── DATA LISTING ──

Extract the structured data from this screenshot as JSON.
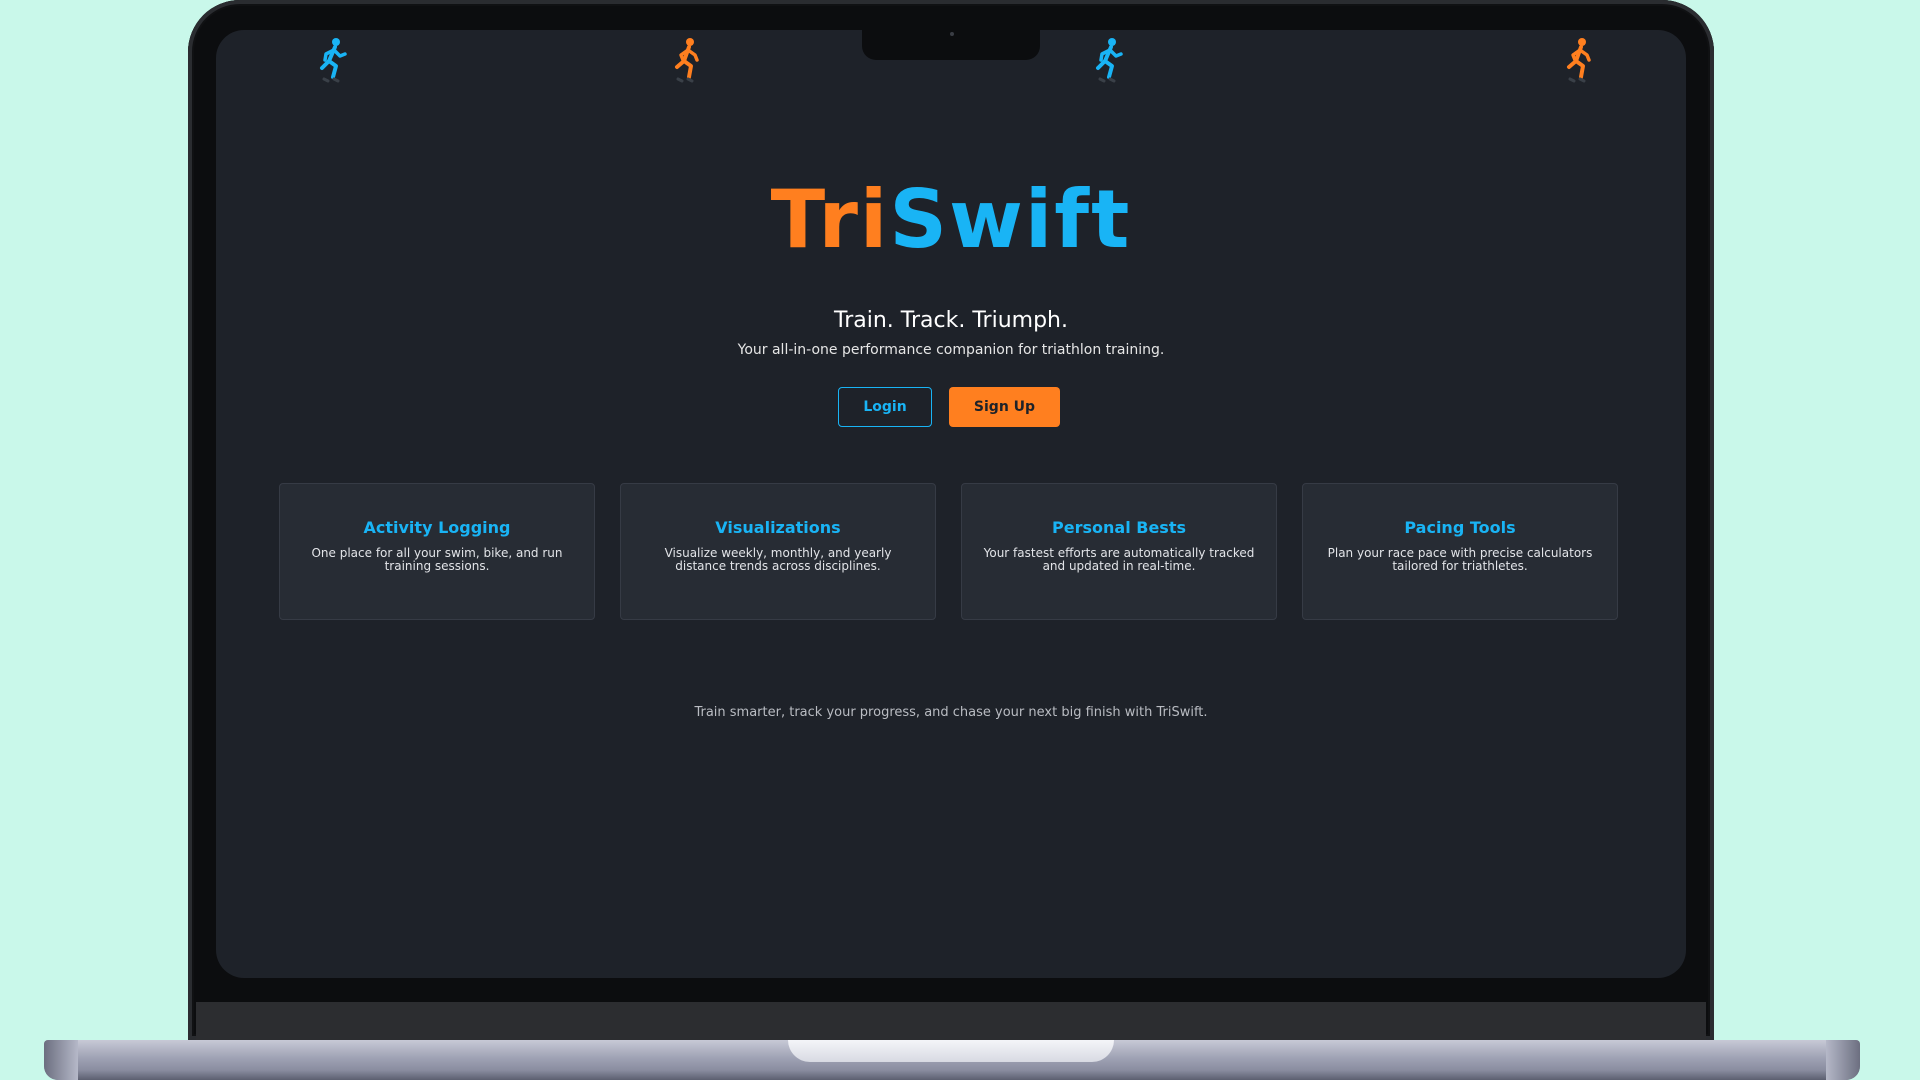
{
  "app": {
    "logo_part1": "Tri",
    "logo_part2": "Swift",
    "tagline": "Train. Track. Triumph.",
    "subtitle": "Your all-in-one performance companion for triathlon training."
  },
  "auth": {
    "login_label": "Login",
    "signup_label": "Sign Up"
  },
  "features": [
    {
      "title": "Activity Logging",
      "description": "One place for all your swim, bike, and run training sessions."
    },
    {
      "title": "Visualizations",
      "description": "Visualize weekly, monthly, and yearly distance trends across disciplines."
    },
    {
      "title": "Personal Bests",
      "description": "Your fastest efforts are automatically tracked and updated in real-time."
    },
    {
      "title": "Pacing Tools",
      "description": "Plan your race pace with precise calculators tailored for triathletes."
    }
  ],
  "footer": {
    "text": "Train smarter, track your progress, and chase your next big finish with TriSwift."
  },
  "icons": {
    "runner_blue": "runner-icon",
    "runner_orange": "runner-icon"
  },
  "colors": {
    "accent_blue": "#19b4f5",
    "accent_orange": "#ff7f1f",
    "background": "#1e2229",
    "card": "#272c34"
  }
}
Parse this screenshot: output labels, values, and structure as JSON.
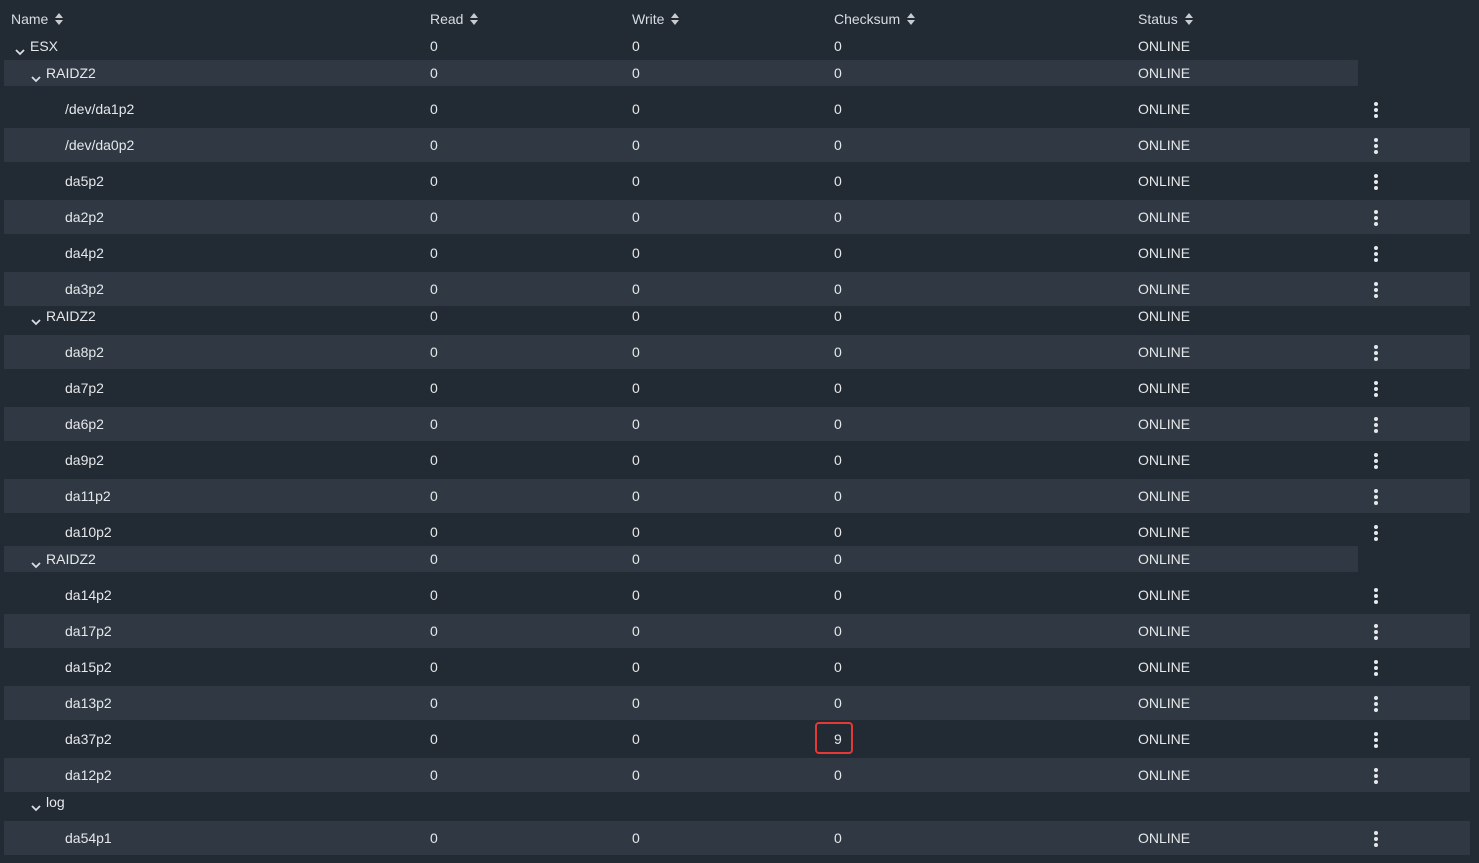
{
  "columns": {
    "name": "Name",
    "read": "Read",
    "write": "Write",
    "checksum": "Checksum",
    "status": "Status"
  },
  "accent": {
    "highlight_border": "#e53935",
    "row_alt_bg": "#303943",
    "page_bg": "#222a33"
  },
  "rows": [
    {
      "kind": "pool",
      "name": "ESX",
      "read": "0",
      "write": "0",
      "checksum": "0",
      "status": "ONLINE"
    },
    {
      "kind": "vdev",
      "name": "RAIDZ2",
      "read": "0",
      "write": "0",
      "checksum": "0",
      "status": "ONLINE"
    },
    {
      "kind": "disk",
      "name": "/dev/da1p2",
      "read": "0",
      "write": "0",
      "checksum": "0",
      "status": "ONLINE"
    },
    {
      "kind": "disk",
      "name": "/dev/da0p2",
      "read": "0",
      "write": "0",
      "checksum": "0",
      "status": "ONLINE"
    },
    {
      "kind": "disk",
      "name": "da5p2",
      "read": "0",
      "write": "0",
      "checksum": "0",
      "status": "ONLINE"
    },
    {
      "kind": "disk",
      "name": "da2p2",
      "read": "0",
      "write": "0",
      "checksum": "0",
      "status": "ONLINE"
    },
    {
      "kind": "disk",
      "name": "da4p2",
      "read": "0",
      "write": "0",
      "checksum": "0",
      "status": "ONLINE"
    },
    {
      "kind": "disk",
      "name": "da3p2",
      "read": "0",
      "write": "0",
      "checksum": "0",
      "status": "ONLINE"
    },
    {
      "kind": "vdev",
      "name": "RAIDZ2",
      "read": "0",
      "write": "0",
      "checksum": "0",
      "status": "ONLINE"
    },
    {
      "kind": "disk",
      "name": "da8p2",
      "read": "0",
      "write": "0",
      "checksum": "0",
      "status": "ONLINE"
    },
    {
      "kind": "disk",
      "name": "da7p2",
      "read": "0",
      "write": "0",
      "checksum": "0",
      "status": "ONLINE"
    },
    {
      "kind": "disk",
      "name": "da6p2",
      "read": "0",
      "write": "0",
      "checksum": "0",
      "status": "ONLINE"
    },
    {
      "kind": "disk",
      "name": "da9p2",
      "read": "0",
      "write": "0",
      "checksum": "0",
      "status": "ONLINE"
    },
    {
      "kind": "disk",
      "name": "da11p2",
      "read": "0",
      "write": "0",
      "checksum": "0",
      "status": "ONLINE"
    },
    {
      "kind": "disk",
      "name": "da10p2",
      "read": "0",
      "write": "0",
      "checksum": "0",
      "status": "ONLINE"
    },
    {
      "kind": "vdev",
      "name": "RAIDZ2",
      "read": "0",
      "write": "0",
      "checksum": "0",
      "status": "ONLINE"
    },
    {
      "kind": "disk",
      "name": "da14p2",
      "read": "0",
      "write": "0",
      "checksum": "0",
      "status": "ONLINE"
    },
    {
      "kind": "disk",
      "name": "da17p2",
      "read": "0",
      "write": "0",
      "checksum": "0",
      "status": "ONLINE"
    },
    {
      "kind": "disk",
      "name": "da15p2",
      "read": "0",
      "write": "0",
      "checksum": "0",
      "status": "ONLINE"
    },
    {
      "kind": "disk",
      "name": "da13p2",
      "read": "0",
      "write": "0",
      "checksum": "0",
      "status": "ONLINE"
    },
    {
      "kind": "disk",
      "name": "da37p2",
      "read": "0",
      "write": "0",
      "checksum": "9",
      "status": "ONLINE",
      "highlighted": true
    },
    {
      "kind": "disk",
      "name": "da12p2",
      "read": "0",
      "write": "0",
      "checksum": "0",
      "status": "ONLINE"
    },
    {
      "kind": "vdev",
      "name": "log",
      "read": "",
      "write": "",
      "checksum": "",
      "status": ""
    },
    {
      "kind": "disk",
      "name": "da54p1",
      "read": "0",
      "write": "0",
      "checksum": "0",
      "status": "ONLINE"
    }
  ]
}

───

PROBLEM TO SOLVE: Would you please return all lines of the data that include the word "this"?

TASK RESULT:
Extract the structured data from this screenshot as JSON.
Parse this screenshot: output labels, values, and structure as JSON.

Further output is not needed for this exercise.